→ **SOURCE MATERIAL**
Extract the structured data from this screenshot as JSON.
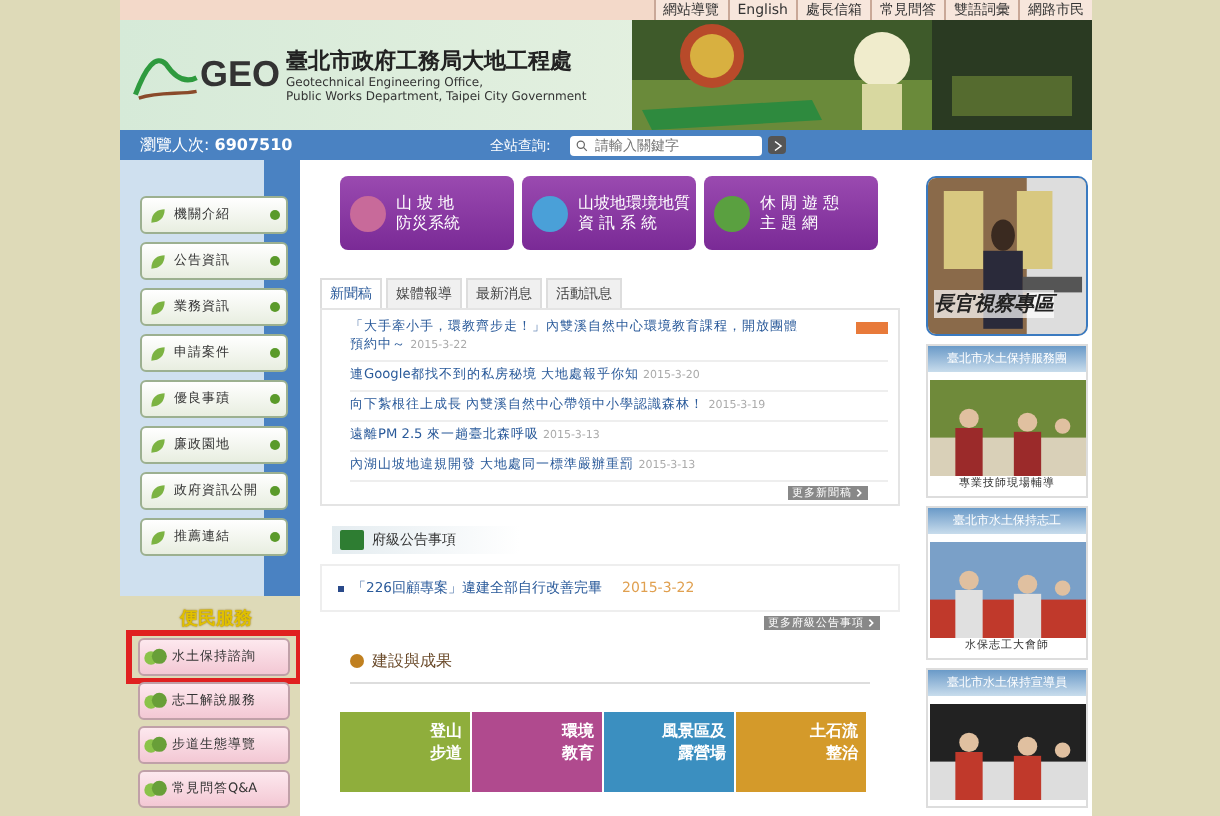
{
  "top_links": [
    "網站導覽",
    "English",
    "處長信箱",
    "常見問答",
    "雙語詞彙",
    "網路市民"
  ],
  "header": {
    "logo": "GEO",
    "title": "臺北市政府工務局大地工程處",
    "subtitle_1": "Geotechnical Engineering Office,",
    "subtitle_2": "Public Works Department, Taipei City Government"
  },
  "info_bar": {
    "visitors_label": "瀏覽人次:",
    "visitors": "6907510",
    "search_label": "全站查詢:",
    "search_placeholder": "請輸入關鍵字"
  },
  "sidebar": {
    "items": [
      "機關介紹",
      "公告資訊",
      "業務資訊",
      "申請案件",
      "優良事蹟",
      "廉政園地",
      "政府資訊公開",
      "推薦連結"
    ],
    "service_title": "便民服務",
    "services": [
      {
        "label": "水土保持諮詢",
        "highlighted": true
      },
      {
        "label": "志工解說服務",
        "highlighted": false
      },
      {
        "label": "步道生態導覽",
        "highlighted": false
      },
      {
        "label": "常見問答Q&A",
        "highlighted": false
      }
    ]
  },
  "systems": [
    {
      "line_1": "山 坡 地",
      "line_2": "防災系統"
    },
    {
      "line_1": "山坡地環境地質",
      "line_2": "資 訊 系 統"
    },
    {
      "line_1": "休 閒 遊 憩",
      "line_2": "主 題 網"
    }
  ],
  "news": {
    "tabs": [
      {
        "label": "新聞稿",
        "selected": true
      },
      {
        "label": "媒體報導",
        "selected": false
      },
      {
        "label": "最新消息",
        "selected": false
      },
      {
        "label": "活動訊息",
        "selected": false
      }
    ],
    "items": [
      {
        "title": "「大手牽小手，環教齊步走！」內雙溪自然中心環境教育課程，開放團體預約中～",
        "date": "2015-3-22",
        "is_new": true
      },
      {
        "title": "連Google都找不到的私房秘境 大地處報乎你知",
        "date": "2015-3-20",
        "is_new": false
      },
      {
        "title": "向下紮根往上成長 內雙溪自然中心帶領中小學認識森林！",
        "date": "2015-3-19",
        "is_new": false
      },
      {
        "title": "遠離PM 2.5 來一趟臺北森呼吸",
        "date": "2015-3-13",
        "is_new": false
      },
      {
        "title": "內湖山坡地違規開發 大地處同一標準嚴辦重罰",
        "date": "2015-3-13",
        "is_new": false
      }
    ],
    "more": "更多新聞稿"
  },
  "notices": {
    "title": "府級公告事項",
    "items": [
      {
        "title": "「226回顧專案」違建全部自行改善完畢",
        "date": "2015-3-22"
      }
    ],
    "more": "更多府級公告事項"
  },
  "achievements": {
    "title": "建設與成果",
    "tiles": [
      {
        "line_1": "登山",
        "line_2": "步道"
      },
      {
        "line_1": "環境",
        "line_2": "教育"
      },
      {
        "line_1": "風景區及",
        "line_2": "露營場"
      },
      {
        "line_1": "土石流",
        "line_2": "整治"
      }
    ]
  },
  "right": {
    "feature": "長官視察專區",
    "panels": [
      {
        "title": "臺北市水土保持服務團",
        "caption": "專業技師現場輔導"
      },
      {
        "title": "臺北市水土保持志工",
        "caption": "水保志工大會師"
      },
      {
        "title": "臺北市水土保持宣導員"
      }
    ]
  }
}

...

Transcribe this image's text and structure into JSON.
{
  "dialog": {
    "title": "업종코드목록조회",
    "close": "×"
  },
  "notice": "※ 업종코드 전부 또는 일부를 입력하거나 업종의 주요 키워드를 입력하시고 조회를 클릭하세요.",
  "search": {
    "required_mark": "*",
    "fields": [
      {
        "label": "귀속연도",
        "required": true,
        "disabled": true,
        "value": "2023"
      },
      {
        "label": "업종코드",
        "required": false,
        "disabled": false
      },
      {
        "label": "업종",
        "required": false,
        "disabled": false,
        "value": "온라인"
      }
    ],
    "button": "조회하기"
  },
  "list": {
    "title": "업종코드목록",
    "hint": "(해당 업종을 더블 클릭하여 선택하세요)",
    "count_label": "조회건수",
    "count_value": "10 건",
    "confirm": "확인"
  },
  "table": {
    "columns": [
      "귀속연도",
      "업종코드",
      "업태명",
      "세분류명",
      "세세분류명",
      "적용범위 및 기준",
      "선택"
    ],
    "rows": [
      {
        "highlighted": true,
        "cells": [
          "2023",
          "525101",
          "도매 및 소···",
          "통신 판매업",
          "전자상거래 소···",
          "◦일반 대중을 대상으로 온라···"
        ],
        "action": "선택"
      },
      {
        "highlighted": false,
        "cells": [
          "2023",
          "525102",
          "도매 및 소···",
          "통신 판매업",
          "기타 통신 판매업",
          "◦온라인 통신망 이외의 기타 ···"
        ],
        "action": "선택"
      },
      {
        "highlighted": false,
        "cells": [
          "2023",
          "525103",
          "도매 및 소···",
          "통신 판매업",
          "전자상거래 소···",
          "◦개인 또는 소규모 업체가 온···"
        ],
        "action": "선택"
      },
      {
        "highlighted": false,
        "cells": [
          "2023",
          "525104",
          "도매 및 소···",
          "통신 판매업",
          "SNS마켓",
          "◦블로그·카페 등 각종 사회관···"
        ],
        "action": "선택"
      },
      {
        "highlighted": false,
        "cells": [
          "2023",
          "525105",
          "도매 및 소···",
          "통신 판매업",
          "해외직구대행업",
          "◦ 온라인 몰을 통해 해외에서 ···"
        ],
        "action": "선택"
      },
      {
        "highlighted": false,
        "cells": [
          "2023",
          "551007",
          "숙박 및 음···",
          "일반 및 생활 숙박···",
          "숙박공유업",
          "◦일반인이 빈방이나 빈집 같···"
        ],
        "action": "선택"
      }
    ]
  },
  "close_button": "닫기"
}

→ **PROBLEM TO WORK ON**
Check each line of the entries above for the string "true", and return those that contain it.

→ **TASK ANSWER**
        "highlighted": true
        "selected": true
        "is_new": true
        "required": true,
        "disabled": true,
        "highlighted": true,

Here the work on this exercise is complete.